His water-quality research would form the basis for efforts to protect local, national and international waters from pollutants. In the late 1970s and early 1980s, he led the EPA’s multiyear study of the Chesapeake which led to the creation of the Chesapeake Bay Program in in 1983.
Davies retired in January 2001 at the end of the Clinton administration. Then-Administrator Carol M. Browner had just nominated him for a Distinguished Career Award. “His achievements, dedication and high standards exemplify the very best of the federal civil service,” an assistant administrator wrote in the fall of 2000.
Friends and colleagues said Davies, a native of Wales, pursued his efforts with a work ethic that emphasized hard science and a spirit of gentlemanly collaboration.

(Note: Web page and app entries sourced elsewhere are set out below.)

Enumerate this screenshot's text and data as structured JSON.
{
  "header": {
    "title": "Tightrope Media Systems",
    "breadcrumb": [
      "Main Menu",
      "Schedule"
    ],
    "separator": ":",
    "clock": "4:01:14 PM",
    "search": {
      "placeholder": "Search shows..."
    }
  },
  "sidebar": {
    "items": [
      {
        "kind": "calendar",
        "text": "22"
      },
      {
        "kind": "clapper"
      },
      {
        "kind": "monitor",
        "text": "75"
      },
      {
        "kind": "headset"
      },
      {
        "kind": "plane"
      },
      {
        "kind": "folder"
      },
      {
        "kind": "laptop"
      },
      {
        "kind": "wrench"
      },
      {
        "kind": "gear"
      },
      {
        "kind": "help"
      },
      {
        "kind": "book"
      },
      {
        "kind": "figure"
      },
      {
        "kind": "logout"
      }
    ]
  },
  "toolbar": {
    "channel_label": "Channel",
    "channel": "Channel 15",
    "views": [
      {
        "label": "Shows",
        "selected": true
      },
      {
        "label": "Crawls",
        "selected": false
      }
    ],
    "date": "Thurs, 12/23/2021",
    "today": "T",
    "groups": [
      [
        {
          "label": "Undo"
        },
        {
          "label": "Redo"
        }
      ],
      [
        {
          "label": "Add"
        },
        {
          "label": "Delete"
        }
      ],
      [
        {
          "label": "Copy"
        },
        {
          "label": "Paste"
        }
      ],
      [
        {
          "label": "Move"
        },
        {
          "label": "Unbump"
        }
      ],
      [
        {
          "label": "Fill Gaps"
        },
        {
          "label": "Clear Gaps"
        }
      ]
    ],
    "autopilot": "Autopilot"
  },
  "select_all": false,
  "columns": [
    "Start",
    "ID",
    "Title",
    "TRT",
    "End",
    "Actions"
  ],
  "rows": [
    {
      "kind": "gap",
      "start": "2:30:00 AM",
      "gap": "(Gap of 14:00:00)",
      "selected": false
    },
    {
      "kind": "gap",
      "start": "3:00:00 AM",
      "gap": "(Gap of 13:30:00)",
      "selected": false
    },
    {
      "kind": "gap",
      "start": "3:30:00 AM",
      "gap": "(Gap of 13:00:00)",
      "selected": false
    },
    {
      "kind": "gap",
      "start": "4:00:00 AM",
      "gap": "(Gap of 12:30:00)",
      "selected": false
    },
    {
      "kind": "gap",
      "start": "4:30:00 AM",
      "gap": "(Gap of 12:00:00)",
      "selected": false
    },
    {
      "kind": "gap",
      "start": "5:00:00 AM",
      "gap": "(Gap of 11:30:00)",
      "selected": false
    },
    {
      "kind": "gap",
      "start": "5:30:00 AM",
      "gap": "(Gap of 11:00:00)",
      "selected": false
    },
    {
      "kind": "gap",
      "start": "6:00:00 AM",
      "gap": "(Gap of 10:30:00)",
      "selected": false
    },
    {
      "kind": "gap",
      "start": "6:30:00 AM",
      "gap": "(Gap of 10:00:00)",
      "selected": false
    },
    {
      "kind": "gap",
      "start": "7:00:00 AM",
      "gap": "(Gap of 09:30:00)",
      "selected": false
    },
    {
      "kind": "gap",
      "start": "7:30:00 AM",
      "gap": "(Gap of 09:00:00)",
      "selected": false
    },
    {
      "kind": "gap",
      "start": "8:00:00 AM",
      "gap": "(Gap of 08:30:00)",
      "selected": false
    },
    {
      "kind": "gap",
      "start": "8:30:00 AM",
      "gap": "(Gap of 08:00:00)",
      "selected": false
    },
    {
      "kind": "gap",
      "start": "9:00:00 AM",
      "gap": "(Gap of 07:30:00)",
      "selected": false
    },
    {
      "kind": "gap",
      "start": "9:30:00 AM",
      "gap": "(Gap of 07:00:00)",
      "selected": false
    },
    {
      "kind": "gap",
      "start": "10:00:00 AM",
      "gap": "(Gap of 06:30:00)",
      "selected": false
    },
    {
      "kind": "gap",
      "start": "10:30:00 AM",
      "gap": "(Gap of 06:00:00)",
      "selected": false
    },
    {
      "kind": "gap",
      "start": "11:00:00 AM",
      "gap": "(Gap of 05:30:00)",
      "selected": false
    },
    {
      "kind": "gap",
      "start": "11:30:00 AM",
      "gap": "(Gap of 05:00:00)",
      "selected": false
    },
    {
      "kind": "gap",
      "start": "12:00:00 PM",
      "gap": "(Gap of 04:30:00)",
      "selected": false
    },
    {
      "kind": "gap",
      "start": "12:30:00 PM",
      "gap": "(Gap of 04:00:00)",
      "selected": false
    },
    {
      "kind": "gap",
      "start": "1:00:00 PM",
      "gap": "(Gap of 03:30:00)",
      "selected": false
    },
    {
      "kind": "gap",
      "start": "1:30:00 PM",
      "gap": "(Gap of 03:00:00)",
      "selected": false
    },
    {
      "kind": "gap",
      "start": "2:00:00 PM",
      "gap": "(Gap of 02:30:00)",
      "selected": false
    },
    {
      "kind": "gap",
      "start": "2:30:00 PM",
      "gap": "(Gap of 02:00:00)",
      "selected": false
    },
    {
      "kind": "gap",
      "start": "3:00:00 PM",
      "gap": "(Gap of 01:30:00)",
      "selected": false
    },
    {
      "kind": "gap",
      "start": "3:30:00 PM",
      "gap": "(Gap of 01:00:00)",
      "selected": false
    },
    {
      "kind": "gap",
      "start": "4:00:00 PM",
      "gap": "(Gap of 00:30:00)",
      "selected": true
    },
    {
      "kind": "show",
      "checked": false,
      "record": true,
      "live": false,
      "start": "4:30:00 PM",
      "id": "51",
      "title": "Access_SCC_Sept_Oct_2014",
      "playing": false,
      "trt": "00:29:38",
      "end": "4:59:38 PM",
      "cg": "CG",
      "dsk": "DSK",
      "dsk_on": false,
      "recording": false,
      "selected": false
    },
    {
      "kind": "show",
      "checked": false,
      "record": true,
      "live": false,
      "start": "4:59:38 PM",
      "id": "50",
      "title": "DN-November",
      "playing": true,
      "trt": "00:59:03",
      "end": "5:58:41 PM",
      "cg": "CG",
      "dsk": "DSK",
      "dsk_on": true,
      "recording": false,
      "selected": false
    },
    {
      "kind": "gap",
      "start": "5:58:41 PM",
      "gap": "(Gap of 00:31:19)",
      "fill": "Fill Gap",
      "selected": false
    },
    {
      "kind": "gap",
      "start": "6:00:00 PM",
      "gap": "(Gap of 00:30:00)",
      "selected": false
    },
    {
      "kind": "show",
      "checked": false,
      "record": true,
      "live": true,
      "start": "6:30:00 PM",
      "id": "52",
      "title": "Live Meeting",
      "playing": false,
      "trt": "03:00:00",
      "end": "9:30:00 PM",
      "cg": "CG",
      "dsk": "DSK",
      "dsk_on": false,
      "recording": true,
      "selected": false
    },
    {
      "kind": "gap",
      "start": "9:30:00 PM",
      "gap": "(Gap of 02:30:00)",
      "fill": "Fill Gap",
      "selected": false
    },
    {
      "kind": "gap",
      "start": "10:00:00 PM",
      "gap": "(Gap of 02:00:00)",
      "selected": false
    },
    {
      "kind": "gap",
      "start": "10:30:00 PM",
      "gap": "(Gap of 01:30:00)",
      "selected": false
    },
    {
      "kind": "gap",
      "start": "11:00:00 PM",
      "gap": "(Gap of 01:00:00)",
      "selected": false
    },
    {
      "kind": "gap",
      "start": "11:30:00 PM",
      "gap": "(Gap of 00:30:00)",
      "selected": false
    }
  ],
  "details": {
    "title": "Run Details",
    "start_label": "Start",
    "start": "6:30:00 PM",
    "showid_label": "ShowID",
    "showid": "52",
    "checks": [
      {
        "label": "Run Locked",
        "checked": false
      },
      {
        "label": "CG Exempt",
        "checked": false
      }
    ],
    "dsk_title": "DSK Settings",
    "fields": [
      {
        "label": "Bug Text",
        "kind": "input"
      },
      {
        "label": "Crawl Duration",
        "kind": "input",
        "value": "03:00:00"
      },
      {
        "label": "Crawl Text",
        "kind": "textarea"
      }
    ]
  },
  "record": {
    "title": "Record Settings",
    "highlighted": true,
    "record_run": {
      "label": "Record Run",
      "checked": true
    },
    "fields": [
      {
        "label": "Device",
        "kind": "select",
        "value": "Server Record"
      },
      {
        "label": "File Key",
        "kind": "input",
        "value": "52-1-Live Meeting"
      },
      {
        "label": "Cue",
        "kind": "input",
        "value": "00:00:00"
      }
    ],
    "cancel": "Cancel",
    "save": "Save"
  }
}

His first assignment at EPA in 1972 was a three-year research project on the Great Lakes that led to national restrictions on phosphates in laundry detergent. Next, he focused on the impact of toxic chemicals on aquatic plants and animals, work that shaped the agency’s handling of insecticide discharges in the James River.
Davies also directed research at a laboratory he opened in Rhode Island in 1982 that included the effect of New York and New Jersey cities’ dumping of sewage sludge in coastal waters. He later took part in agreements to restrict such practices.
“He knew that environmental research was only a means to an end: applying the lessons learned and the tools to improve the environment,” said his widow, Elaine Fitzback Davies. “He knew also that the environment did not stop at the border…and had an uncanny knack for pulling people together.”
Davies was awarded the Presidential Meritorious Rank Award and gold medals for creating the National Estuarine program and for forging an agreement in San Francisco that raised drinking water standards for millions of people in northern California.